Ryan: Which we like, he did a great job.
Do you wish you could be a part of a different musical movement?
Johnathon: Well my [other] band [The Villas]is like a power pop band and power pop is obviously dead…Bowling for Soup killed it. [they all laugh]. I try to bring it back a little bit—early Weezer, that sort of thing. I sing and play guitar. So I kind of wish I was in a different era. I was around in the 90s, but you know, it would have been cool to be a part of it, making music then. At least now, I have less competition.
Marcus: I don't wish I were in any other era than right now
Ryan: if I could speak for Mitch, Mitch would love the 60s. I, being a massive history buff, would probably freak out over anything and really enjoy it. If I really had to, I would say 60s. I’m a nostalgic kind of person. I like old cars, old houses, old clothes, old looking people.

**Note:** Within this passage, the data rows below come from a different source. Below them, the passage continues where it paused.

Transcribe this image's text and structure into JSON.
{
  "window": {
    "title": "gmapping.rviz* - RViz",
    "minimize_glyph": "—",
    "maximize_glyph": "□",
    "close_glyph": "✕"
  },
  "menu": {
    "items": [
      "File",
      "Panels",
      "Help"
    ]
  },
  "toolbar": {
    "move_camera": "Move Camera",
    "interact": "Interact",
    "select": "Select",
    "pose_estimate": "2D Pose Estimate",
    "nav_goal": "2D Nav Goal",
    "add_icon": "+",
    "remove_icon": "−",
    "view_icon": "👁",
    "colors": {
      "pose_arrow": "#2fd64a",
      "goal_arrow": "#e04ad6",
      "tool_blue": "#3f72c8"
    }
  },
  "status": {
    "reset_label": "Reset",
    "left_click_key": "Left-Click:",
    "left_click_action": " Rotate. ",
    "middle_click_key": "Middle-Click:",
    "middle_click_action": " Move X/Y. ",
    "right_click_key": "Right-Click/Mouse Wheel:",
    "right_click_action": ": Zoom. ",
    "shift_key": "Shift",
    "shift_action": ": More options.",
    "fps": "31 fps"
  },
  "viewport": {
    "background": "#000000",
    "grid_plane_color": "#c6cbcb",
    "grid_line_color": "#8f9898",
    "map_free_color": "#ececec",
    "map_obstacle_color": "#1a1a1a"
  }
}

The musty smell.
Ryan: it smells good to me, it smells like my grandma’s house
Marcus: I wish I was in the future.
Ryan: my grandma used to smoke weed. I have an aunt out here tonight, who caught her smoking weed, in like, 1985. Seriously, though, from 1960 to 1970, what decade has been more diverse, yet more influential in every single part of its design, be it, fashion, the clothing involved, visual design, advertising, music, drugs. Drugs, they never went away. I mean, people have loved being fucked up forever, but they really loved the 60s
Johnathon: We had the space program too.

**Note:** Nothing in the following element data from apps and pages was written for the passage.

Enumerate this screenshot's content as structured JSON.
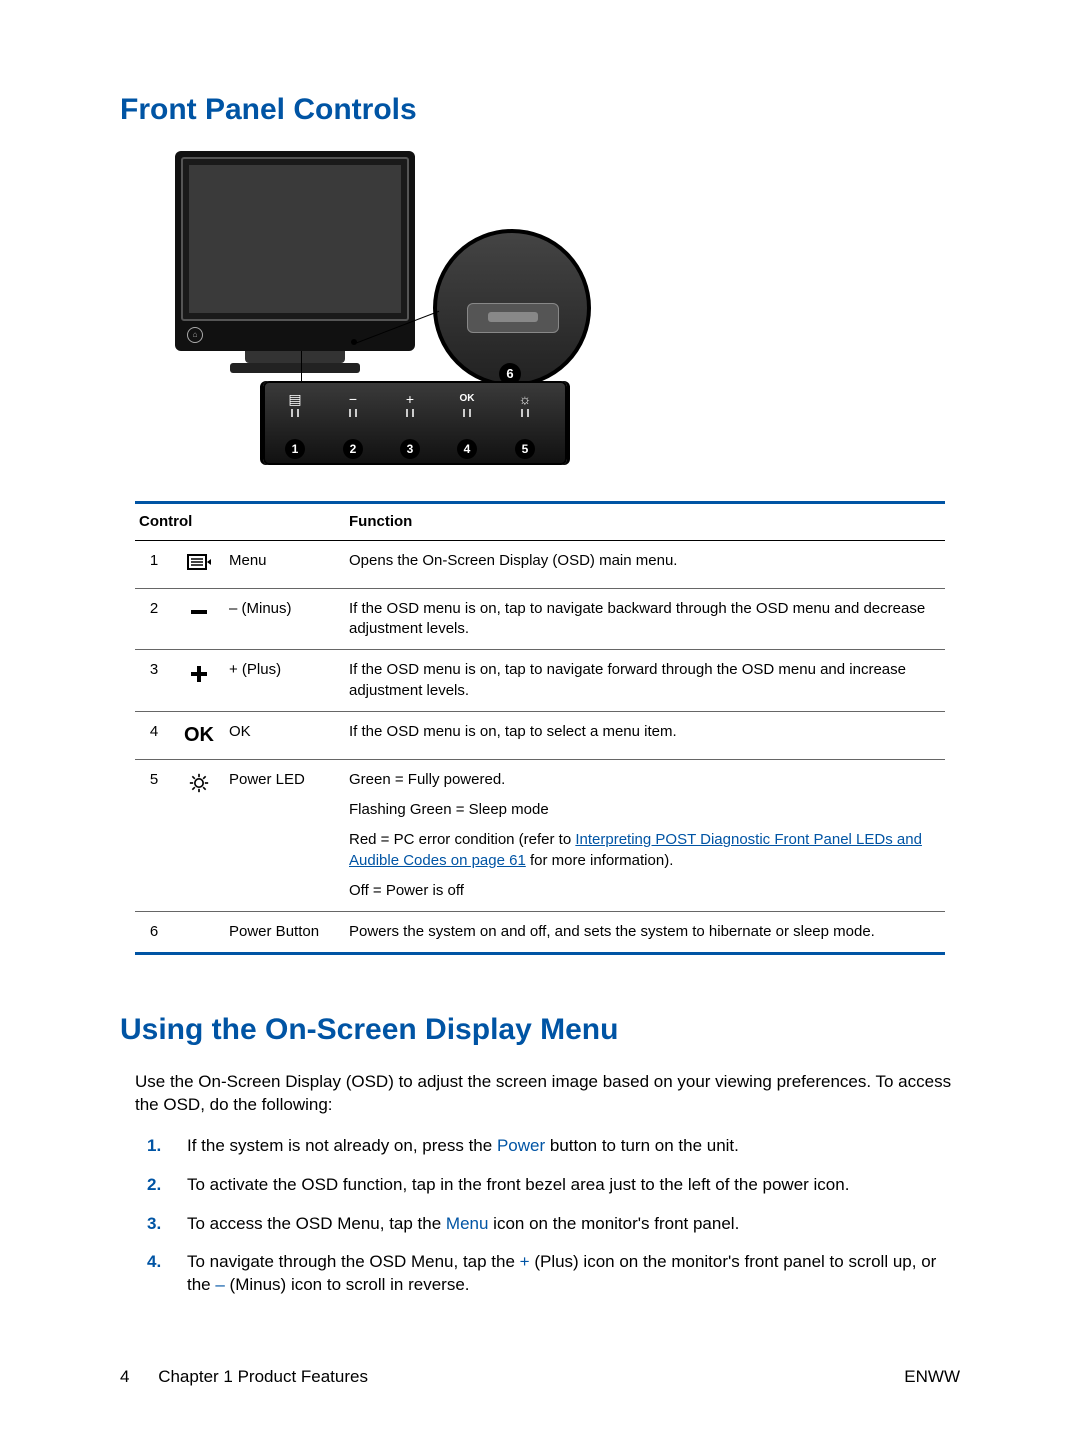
{
  "headings": {
    "h1": "Front Panel Controls",
    "h2": "Using the On-Screen Display Menu"
  },
  "figure": {
    "badges": [
      "1",
      "2",
      "3",
      "4",
      "5",
      "6"
    ],
    "strip_glyphs": [
      "menu",
      "−",
      "+",
      "OK",
      "power-led"
    ]
  },
  "table": {
    "headers": {
      "control": "Control",
      "function": "Function"
    },
    "rows": [
      {
        "num": "1",
        "icon": "menu-icon",
        "name": "Menu",
        "functions": [
          "Opens the On-Screen Display (OSD) main menu."
        ]
      },
      {
        "num": "2",
        "icon": "minus-icon",
        "name": "– (Minus)",
        "functions": [
          "If the OSD menu is on, tap to navigate backward through the OSD menu and decrease adjustment levels."
        ]
      },
      {
        "num": "3",
        "icon": "plus-icon",
        "name": "+ (Plus)",
        "functions": [
          "If the OSD menu is on, tap to navigate forward through the OSD menu and increase adjustment levels."
        ]
      },
      {
        "num": "4",
        "icon": "ok-icon",
        "icon_text": "OK",
        "name": "OK",
        "functions": [
          "If the OSD menu is on, tap to select a menu item."
        ]
      },
      {
        "num": "5",
        "icon": "power-led-icon",
        "name": "Power LED",
        "functions": [
          "Green = Fully powered.",
          "Flashing Green = Sleep mode",
          "",
          "Off = Power is off"
        ],
        "linked_function": {
          "pre": "Red = PC error condition (refer to ",
          "link": "Interpreting POST Diagnostic Front Panel LEDs and Audible Codes on page 61",
          "post": " for more information)."
        }
      },
      {
        "num": "6",
        "icon": "",
        "name": "Power Button",
        "functions": [
          "Powers the system on and off, and sets the system to hibernate or sleep mode."
        ]
      }
    ]
  },
  "osd": {
    "intro": "Use the On-Screen Display (OSD) to adjust the screen image based on your viewing preferences. To access the OSD, do the following:",
    "steps": [
      {
        "pre": "If the system is not already on, press the ",
        "kw": "Power",
        "post": " button to turn on the unit."
      },
      {
        "pre": "To activate the OSD function, tap in the front bezel area just to the left of the power icon.",
        "kw": "",
        "post": ""
      },
      {
        "pre": "To access the OSD Menu, tap the ",
        "kw": "Menu",
        "post": " icon on the monitor's front panel."
      },
      {
        "pre": "To navigate through the OSD Menu, tap the ",
        "kw": "+",
        "post": " (Plus) icon on the monitor's front panel to scroll up, or the ",
        "kw2": "–",
        "post2": " (Minus) icon to scroll in reverse."
      }
    ]
  },
  "footer": {
    "page": "4",
    "chapter": "Chapter 1   Product Features",
    "right": "ENWW"
  }
}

Ryan: We had the best elements of psychedelia that people loved and still try to emulate now, but you also had these amazing pop songs. Early Beatles, The Zombies and a million other bands.
Any band, past or present, that you could tour with?
Ryan: Mitch would go for something like The Zombies, The Smiths, Aztec Camera, maybe something like Orange Juice, which we covered earlier tonight.
Johnathon: I’ve got mine. Weezer, 1996, on the Pinkerton tour. With Ash—a great Irish powerpop band. If I could tour with them for those first two albums, man. At that point they were the best band in the world. Since then, they’ve slowly been on the decline. I mean, there’s a couple of good pop songs on the new album, but there’s also, like, Lil Wayne. There’s some pretty bad shit. Rivers is having a midlife crisis.
Marcus: I do love Spoon. Spoon would be cool. I’ve never really thought about it before.
Ryan: I’m gonna name the big one. I’m going with The Beatles
I’ve never gotten that answer before.
Marcus: There are a lot of leftovers. So many leftovers.
Ryan: yeah, The Beatles, The Smiths. I really like pop music. If I could do a tour with Elliott Smith. I love that guy. I never view it as depressed. I see it as joyful. He has songs about, like, coming down, but they sound like cherubs, and you can’t argue with that.
The Morning Benders - Go Grab a Stranger [mp3]
Tuesday, June 1, 2010
Being a fan of (good) music, I am always flabbergasted when there is buzz about unsophisticated albums. Needless to say, Treats by Sleigh Bells pushes all of the wrong buttons, bringing us one step closer to the big red nuclear annihilation one. If I wanted to hear an amateur rendition of what some hipsters think noise rock means, I’d rather listen to an electric drill remix some gun shots. At least then, I’d get some nice visuals while beating my eardrums senseless. Tracks like “Riot Rhythm” and “Infinity Guitars” have horribly misleading titles, because their names are too cool for what they stand for—terrible mashups of overstimulated beats desperately struggling to be crunk. Treats is doused in muddled production and could only be rivaled by an aneurism induced by scratching your fingernails against a chalkboard for 32 minutes. The Brooklyn duo clumsily mixes fuzzy with clean and then cranks up the volume to an unforgivably deafening madness. Guitarist Derek Miller and singer Alexis Krauss have managed to out-shit M.I.A, and that’s saying something. There is no rhyme or reason to listen to this album, except if you’re some sort of crazed musical masochist.